For product availability, please select your "Ship to" state above.Got it, I'll ship to California
Easton Monarch Mine Vineyard Sauvignon Blanc 2016
These two varieties are cold fermented together in a stainless steel tank at 55 degrees F and then aged for nine months in neutral French oak barrels on lees before bottling it in late March the year following harvest. The wine does not undergo malolactic fermentation and therefore retains its delicious crispness. The complex and exotic fruit flavors suggest among other things: key lime, casaba melon, and papaya. The extended lees aging and battonage enhances the mouth feel. The winefinishes with brisk mineral notes.

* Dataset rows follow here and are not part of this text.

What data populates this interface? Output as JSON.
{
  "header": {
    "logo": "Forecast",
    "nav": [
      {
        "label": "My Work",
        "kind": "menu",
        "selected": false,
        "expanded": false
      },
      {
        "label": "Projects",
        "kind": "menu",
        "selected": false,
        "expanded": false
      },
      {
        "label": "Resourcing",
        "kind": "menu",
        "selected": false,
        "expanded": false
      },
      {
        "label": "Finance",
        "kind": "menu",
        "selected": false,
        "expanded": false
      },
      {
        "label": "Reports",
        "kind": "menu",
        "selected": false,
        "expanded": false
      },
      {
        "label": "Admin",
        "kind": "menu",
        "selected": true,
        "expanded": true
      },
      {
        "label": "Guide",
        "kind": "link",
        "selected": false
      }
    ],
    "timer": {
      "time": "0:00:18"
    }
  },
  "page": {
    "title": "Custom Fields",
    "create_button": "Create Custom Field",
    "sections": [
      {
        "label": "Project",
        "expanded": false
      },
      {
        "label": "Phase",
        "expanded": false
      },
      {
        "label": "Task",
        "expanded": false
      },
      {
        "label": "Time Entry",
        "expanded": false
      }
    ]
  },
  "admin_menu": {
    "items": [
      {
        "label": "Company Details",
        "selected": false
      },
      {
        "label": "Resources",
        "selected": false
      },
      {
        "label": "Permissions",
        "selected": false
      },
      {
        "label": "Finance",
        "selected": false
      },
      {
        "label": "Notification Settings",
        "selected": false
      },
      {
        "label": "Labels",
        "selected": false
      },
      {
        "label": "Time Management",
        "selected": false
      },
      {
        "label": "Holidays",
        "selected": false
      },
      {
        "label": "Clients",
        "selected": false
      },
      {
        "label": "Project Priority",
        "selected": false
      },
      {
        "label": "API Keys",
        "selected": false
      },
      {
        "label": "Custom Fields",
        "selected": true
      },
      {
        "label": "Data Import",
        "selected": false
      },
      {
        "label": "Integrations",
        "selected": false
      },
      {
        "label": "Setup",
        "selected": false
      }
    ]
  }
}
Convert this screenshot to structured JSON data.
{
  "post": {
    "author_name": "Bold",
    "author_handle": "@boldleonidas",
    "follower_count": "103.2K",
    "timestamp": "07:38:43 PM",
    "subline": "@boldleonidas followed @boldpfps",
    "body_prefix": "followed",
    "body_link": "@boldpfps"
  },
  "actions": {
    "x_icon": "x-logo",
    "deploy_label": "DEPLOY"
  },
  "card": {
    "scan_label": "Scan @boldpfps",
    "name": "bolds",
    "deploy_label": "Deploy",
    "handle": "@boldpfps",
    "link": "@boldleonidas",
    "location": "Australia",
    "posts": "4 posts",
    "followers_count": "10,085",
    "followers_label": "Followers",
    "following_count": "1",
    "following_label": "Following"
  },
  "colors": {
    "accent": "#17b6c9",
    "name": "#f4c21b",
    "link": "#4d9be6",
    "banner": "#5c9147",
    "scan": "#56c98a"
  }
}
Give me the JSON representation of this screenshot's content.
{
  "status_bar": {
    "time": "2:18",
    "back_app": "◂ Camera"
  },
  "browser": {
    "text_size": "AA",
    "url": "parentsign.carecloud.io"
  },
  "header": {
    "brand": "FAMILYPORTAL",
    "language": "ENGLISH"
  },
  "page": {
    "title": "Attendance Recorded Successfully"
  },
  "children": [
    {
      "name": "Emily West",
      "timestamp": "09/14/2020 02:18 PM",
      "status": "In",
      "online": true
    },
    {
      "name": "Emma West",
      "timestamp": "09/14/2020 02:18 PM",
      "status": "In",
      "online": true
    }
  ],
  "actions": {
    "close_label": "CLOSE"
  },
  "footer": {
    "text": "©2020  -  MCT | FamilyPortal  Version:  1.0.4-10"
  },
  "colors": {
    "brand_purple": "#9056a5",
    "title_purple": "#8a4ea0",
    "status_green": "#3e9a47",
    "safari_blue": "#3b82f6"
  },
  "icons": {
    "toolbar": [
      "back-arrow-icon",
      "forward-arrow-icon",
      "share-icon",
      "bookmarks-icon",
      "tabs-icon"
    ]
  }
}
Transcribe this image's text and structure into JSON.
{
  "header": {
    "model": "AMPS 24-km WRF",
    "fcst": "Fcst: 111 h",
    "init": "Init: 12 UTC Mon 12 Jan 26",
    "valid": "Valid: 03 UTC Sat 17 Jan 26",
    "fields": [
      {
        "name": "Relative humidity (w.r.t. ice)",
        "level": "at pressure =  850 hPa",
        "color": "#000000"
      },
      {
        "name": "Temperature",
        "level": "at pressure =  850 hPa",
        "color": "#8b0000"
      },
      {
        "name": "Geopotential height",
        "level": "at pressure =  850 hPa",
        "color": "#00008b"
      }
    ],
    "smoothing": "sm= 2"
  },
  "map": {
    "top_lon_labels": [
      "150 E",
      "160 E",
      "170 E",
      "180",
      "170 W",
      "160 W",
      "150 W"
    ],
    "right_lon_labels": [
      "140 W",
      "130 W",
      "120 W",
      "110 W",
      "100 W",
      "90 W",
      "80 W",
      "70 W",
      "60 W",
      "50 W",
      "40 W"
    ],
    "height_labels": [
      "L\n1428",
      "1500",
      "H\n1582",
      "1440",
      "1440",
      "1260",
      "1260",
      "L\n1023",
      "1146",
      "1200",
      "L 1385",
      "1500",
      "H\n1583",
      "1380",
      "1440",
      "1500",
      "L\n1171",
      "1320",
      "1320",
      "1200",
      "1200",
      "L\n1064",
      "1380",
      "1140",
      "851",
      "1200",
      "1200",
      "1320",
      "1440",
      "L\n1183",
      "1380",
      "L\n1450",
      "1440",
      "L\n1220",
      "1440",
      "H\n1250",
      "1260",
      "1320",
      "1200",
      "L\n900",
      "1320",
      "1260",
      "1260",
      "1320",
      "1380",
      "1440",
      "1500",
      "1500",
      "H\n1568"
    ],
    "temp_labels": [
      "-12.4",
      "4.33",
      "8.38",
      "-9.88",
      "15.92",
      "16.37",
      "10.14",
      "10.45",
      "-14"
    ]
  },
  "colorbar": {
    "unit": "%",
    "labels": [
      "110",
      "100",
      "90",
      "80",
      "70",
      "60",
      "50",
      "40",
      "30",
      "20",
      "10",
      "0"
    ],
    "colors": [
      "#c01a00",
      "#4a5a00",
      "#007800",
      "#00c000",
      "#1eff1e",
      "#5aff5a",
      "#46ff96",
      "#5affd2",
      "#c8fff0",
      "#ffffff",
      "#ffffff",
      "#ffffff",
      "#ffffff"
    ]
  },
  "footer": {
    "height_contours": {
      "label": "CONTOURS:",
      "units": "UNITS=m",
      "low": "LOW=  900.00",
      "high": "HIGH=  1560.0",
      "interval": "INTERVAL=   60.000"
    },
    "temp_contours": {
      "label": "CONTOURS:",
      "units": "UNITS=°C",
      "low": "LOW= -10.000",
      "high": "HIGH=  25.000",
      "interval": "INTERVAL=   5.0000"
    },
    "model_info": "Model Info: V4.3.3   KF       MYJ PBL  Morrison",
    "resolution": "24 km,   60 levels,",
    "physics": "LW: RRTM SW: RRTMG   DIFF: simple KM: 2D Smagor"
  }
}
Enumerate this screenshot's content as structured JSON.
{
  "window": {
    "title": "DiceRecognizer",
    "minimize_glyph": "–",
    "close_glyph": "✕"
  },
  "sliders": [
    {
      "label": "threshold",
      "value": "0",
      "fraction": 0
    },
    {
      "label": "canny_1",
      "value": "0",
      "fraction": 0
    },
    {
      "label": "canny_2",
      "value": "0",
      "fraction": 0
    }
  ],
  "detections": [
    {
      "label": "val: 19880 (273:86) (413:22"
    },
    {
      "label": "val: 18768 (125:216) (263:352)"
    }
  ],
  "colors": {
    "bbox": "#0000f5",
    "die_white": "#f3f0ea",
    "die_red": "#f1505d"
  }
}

Easton puts his name on his non-Rhône varietals wines, those that have traditionally worked the best in Amador County and the Sierra Foothills: ancient and old-vine Zinfandel, Barbera, Cabernet Sauvignon, and Sauvignon Blanc. Under the Easton label he also bottles small selections of varietals new to the Sierra Foothills: Grenache Blanc, Pinot Noir, and Cabernet Franc.
Easton makes wines that are unique and site-specific with a sense of place all of their own. He farms and runs his winery sustainably, even relying entirely on solar power for his tasting room and winemaking facilities.
Originally a source of oenological sustenance for gold-seeking miners of the mid-1800s, the Sierra Foothills was the first region in California to produce wines from European grape varieties. Located between Sacramento and the Nevada border, this area’s immigrant settlers chose to forgo growing the then-ubiquitous Mission grape and instead brought with them superior vines from the Old World to plant alongside mining camps.
Zinfandel has been the most important variety of this region since its inception, taking on a spicy character with brambly fruit and firm structure. Amador and El Dorado counties, benefiting from the presence of volcanic and granite soils, are home to the best examples. Bold, robust Rhône Blends and Barbera are also important regional specialties.
A crisp, refreshing variety that equally reflects both terroir and varietal character, Sauvignon blanc is responsible for a vast array of wine styles. However, a couple of commonalities always exist—namely, zesty acidity and intense aromatics. The variety is of French provenance, and here is most important in Bordeaux and the Loire Valley. It also shines in New Zealand, California, Australia and parts of northeastern Italy. Chile and South Africa are excellent sources of high-quality, value-priced Sauvignon blanc.
In the Glass
From its homeland In Bordeaux, winemakers prefer to blend it with Sémillon to produce a softer, richer style. In the Loire Valley, it expresses citrus, flint and smoky flavors, especially from in Sancerre and Pouilly-Fume. Marlborough, New Zealand often produces a pungent and racy version, often reminiscent of cut grass, gooseberry and grapefruit. California produces fruity and rich oak-aged versions as well as snappy and fresh, Sauvignon blancs, which never see any oak.
The freshness of Sauvignon Blanc’s flavor lends it to a range of light, summery dishes including salad, seafood and mild Asian cuisine. Sauvignon Blanc settles in comfortably at the table with notoriously difficult foods like artichokes or asparagus. When combined with Sémillon (and perhaps some oak), it can be paired with more complex seafood and chicken dishes.
Along with Cabernet Franc, Sauvignon Blanc is the proud parent of Cabernet Sauvignon. That green bell pepper aroma that all three varieties share is no coincidence—it comes from a high concentration of pyrazines (an herbaceous aromatic compound) inherent to each member of the family.